Japan, declares tourist after tourist, investor after investor, is red hot. The yen is tumbling, the shopping is amazing, the stock market is flying, the sushi is cheap. It is also, perhaps, the only place in the world right now where you can buy a globally successful $20bn company for free.
And glorious though that notionally knockdown pricing sounds, it may yet spoil an important element of the party.
Like all good tricks, this so-far-hypothetical $20bn great gratis grab takes a bit of setting-up. For a start, to be the lucky buyer you have to be Toyota Motor — global carmaker supreme, Japan’s biggest company and embodiment of the reality that, while governance reform is happening apace, it is certainly not happening everywhere.
And second, you need to exist in a stock market that has, for decades, tolerated the self-evidently problematic phenomenon of listed companies’ “cross-holdings” of equity stakes in one another. Traditionally held as symbols of business friendship between companies, these stakes have acted as barriers against pushier shareholders and allowed poor management an ill-deserved cushion of complacency. True, the networks have been unwinding in recent years under government and shareholder pressure, but some pretty remarkable anomalies still exist.

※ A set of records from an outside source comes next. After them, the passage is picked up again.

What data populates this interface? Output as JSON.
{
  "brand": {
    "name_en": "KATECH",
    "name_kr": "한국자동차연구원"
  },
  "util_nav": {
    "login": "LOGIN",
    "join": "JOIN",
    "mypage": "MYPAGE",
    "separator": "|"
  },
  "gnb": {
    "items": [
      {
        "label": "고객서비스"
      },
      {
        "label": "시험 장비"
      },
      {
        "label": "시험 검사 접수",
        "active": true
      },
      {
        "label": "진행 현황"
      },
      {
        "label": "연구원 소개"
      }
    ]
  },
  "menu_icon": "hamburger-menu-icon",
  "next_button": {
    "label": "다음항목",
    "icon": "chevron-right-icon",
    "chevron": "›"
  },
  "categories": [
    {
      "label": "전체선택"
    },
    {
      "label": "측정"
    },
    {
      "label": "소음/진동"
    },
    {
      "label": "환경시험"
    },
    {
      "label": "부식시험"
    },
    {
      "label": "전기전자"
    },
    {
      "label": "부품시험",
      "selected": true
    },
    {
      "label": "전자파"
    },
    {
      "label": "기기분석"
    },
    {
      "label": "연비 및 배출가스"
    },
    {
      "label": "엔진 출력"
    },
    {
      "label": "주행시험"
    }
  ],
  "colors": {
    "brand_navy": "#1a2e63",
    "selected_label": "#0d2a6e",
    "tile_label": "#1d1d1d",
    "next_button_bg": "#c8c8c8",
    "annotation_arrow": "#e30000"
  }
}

Last week a large audience of visiting fund managers who had gathered in Tokyo took part in a thought experiment. Consider Toyota Industries — the world’s biggest manufacturer of forklift trucks and a major global player in weaving machinery. It is also, via the magic of cross-holdings, the single largest private sector owner of Toyota Motor shares. Toyota Industries’ 7.31 per cent stake in the parent (whose stock price has roughly doubled over the past decade) is currently worth $16.4bn, or roughly 85 per cent of the total market value of Toyota Industries.
But wait. Cross-holdings. Toyota Motor, in concert with its wholly owned subsidiaries, holds roughly a third of all the free-float shares in Toyota Industries. Presto! The stage is set for the (notional) deal of a lifetime.

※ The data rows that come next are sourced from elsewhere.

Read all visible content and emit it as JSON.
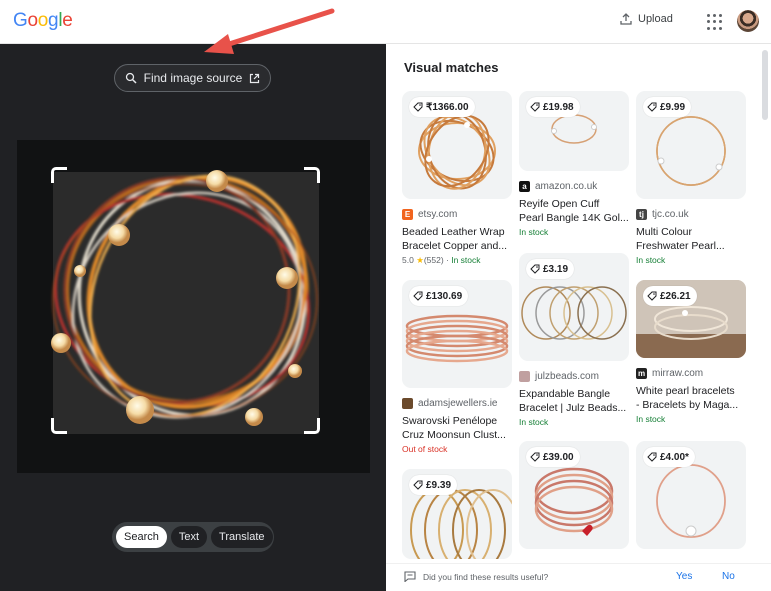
{
  "header": {
    "logo_letters": [
      {
        "ch": "G",
        "color": "#4285F4"
      },
      {
        "ch": "o",
        "color": "#EA4335"
      },
      {
        "ch": "o",
        "color": "#FBBC05"
      },
      {
        "ch": "g",
        "color": "#4285F4"
      },
      {
        "ch": "l",
        "color": "#34A853"
      },
      {
        "ch": "e",
        "color": "#EA4335"
      }
    ],
    "upload_label": "Upload",
    "icons": {
      "upload": "upload-icon",
      "apps": "apps-grid-icon",
      "avatar": "user-avatar"
    }
  },
  "lens": {
    "find_source_label": "Find image source",
    "find_source_icons": [
      "lens-search-icon",
      "open-external-icon"
    ],
    "modes": [
      {
        "label": "Search",
        "active": true
      },
      {
        "label": "Text",
        "active": false
      },
      {
        "label": "Translate",
        "active": false
      }
    ],
    "annotation_arrow_color": "#e8524a"
  },
  "results": {
    "title": "Visual matches",
    "items": [
      {
        "price": "₹1366.00",
        "site": "etsy.com",
        "favicon": {
          "letter": "E",
          "color": "#f1641e"
        },
        "title": [
          "Beaded Leather Wrap",
          "Bracelet Copper and..."
        ],
        "rating": "5.0",
        "reviews": "(552)",
        "stock": "In stock",
        "stock_status": "in",
        "thumb": "bracelet-rosegold-multi"
      },
      {
        "price": "£130.69",
        "site": "adamsjewellers.ie",
        "favicon": {
          "letter": "",
          "color": "#6b4a2c"
        },
        "title": [
          "Swarovski Penélope",
          "Cruz Moonsun Clust..."
        ],
        "stock": "Out of stock",
        "stock_status": "out",
        "thumb": "bangle-stack-rosegold"
      },
      {
        "price": "£9.39",
        "thumb": "bangles-gold-open"
      },
      {
        "price": "£19.98",
        "site": "amazon.co.uk",
        "favicon": {
          "letter": "a",
          "color": "#111111"
        },
        "title": [
          "Reyife Open Cuff",
          "Pearl Bangle 14K Gol..."
        ],
        "stock": "In stock",
        "stock_status": "in",
        "thumb": "cuff-pearl-small"
      },
      {
        "price": "£3.19",
        "site": "julzbeads.com",
        "favicon": {
          "letter": "",
          "color": "#c0a0a0"
        },
        "title": [
          "Expandable Bangle",
          "Bracelet | Julz Beads..."
        ],
        "stock": "In stock",
        "stock_status": "in",
        "thumb": "wire-bangles-row"
      },
      {
        "price": "£39.00",
        "thumb": "bangles-rosegold-heart"
      },
      {
        "price": "£9.99",
        "site": "tjc.co.uk",
        "favicon": {
          "letter": "tj",
          "color": "#444444"
        },
        "title": [
          "Multi Colour",
          "Freshwater Pearl..."
        ],
        "stock": "In stock",
        "stock_status": "in",
        "thumb": "pearl-bangles-gold"
      },
      {
        "price": "£26.21",
        "site": "mirraw.com",
        "favicon": {
          "letter": "m",
          "color": "#222222"
        },
        "title": [
          "White pearl bracelets",
          "- Bracelets by Maga..."
        ],
        "stock": "In stock",
        "stock_status": "in",
        "thumb": "pearl-bracelet-photo"
      },
      {
        "price": "£4.00*",
        "thumb": "single-pearl-bangle"
      }
    ]
  },
  "feedback": {
    "question": "Did you find these results useful?",
    "yes_label": "Yes",
    "no_label": "No",
    "icon": "feedback-icon"
  }
}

Toyota Motor could, in theory, make an all-share offer for the two-thirds of Toyota Industries it doesn’t already own at a magnanimous 30 per cent premium to the current market price. The Japanese government, on a hitherto fairly fruitless mission to provoke industrial consolidation, has even tried to encourage this sort of all-share deal by wrapping them in protections from capital gains tax.
Were the hypothetical bid successful, Toyota Motor would not only become the proud owner of Toyota Industries, but also of $16.4bn worth of Toyota shares held by its new acquisition and just used to pay for the deal. The takeover (give or take some advisory fees) would have cost Toyota Motor precisely nothing.
The timing of this thought experiment was important — many of the fund managers were in Japan for the first time since 2019. There are several new “Buy Japan” narratives that have emerged in the interim, the return of inflation after a long absence high among them. With geopolitics making China less readily investable to some funds, the Japanese market was easy to present as more ripe for global investment attention than it has been in a very long time.
Even with the market at a 33-year high, the visitors were told, there is plenty of room for it to go higher. Many Japanese companies are highly profitable, stable and undervalued. The Tokyo Exchange is prodding companies to be more shareholder friendly. Activists are making significant inroads. And so on.
While all this may be true — and even capable of sustaining a rally for months to come — two very important factors remain absent. The first of these is that, while the advent of inflation should theoretically encourage Japanese households to move their assets from cash to equities, that has not remotely begun.
The second factor missing is a clear sense of why Japan’s market (where theoretical M&A opportunities abound) is not priced as one where a potential change of corporate control is reflected in share prices. Toyota Industries shares do not trade as if Toyota Motor is poised to take advantage of the opportunity, because nobody really thinks it will. Companies do not project any eagerness to engage in domestic consolidation either as buyers or sellers, and the implication is party-pooping.
Stock markets can still rise without being permanently frenetic arenas for takeovers, but they require at least a sense that they might be when obviously good deals arise. Investors, after a week of otherwise good news, will not have left with that.